The insurance equation changes quite a bit once a home is rented out. Renters carry a different set of risks, so some insurance companies choose not to insure rental properties altogether.
Here are three things to know about rental property insurance:
1. The average homeowners’ insurance policy doesn’t cover the property if the homeowner isn’t living there. Once you go down the rental road you will need a landlord or rental dwelling policy.
2. Pay close attention to the valuation coverage in your new rental dwelling policy. There are two traditional methods: actual cash value and replacement cost.
The insurance industry has traditionally defined actual cash value as the cost to replace a property of like kind and quality, less depreciation. Whereas, replacement cost covers the price to replace the property with comparable material and quality used for the same purpose.
3. Another consideration, does the dwelling policy cover the loss of rental income?
For example, if the worst happens and there’s a fire, your rental property may not be usable for months. If the dwelling policy covers loss of rent, you can get reimbursed for that lost rental income.
Another note, no matter what type of policy you buy, it will not cover the possessions of your renter, so experts recommend that you require all tenants to carry renters insurance.

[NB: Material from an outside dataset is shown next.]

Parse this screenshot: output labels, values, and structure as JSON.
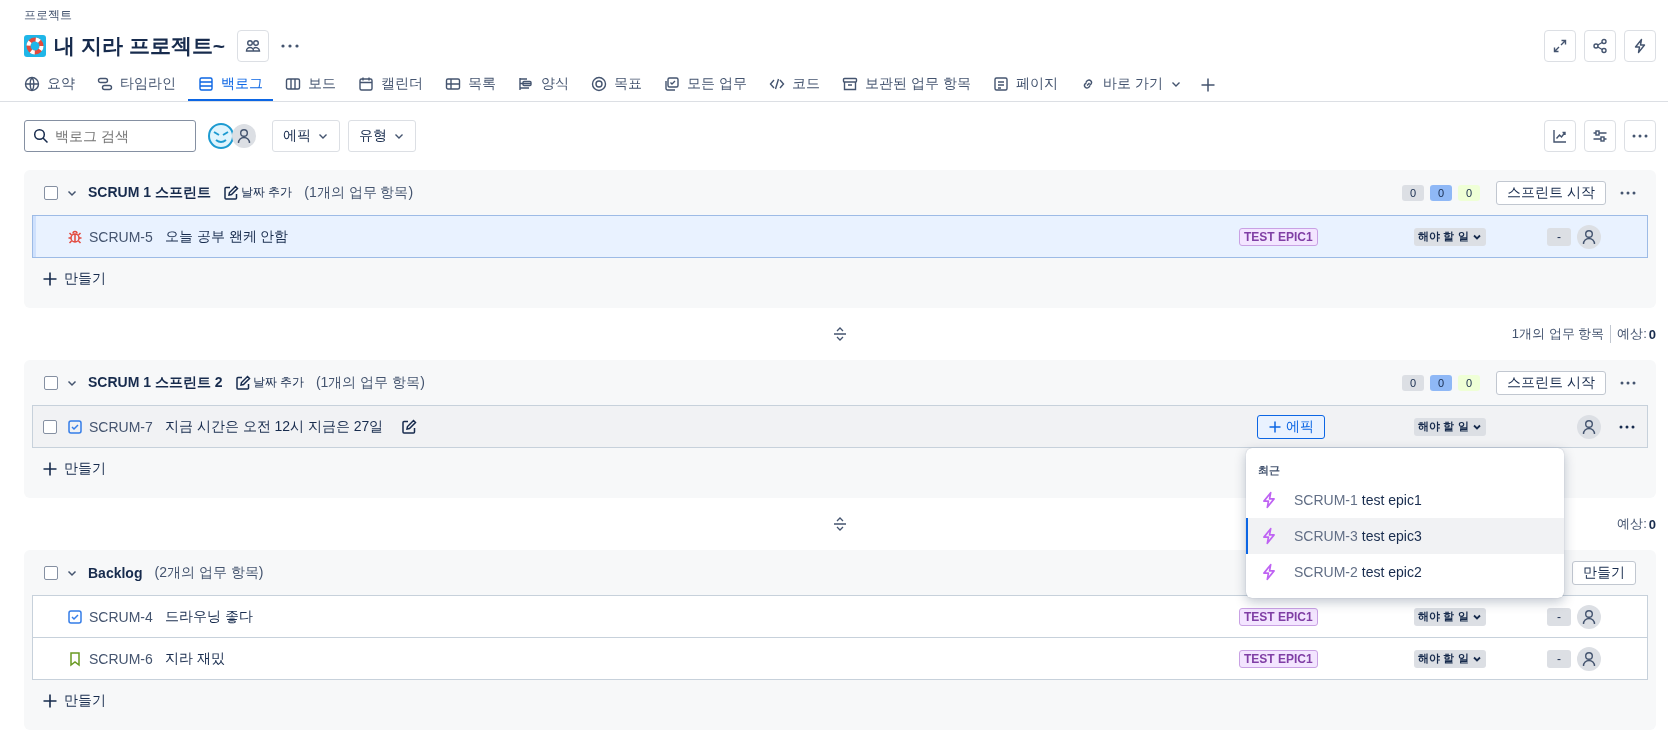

If you are thinking about becoming a landlord, talk to a trusted insurance advisor to make sure you have the proper coverage.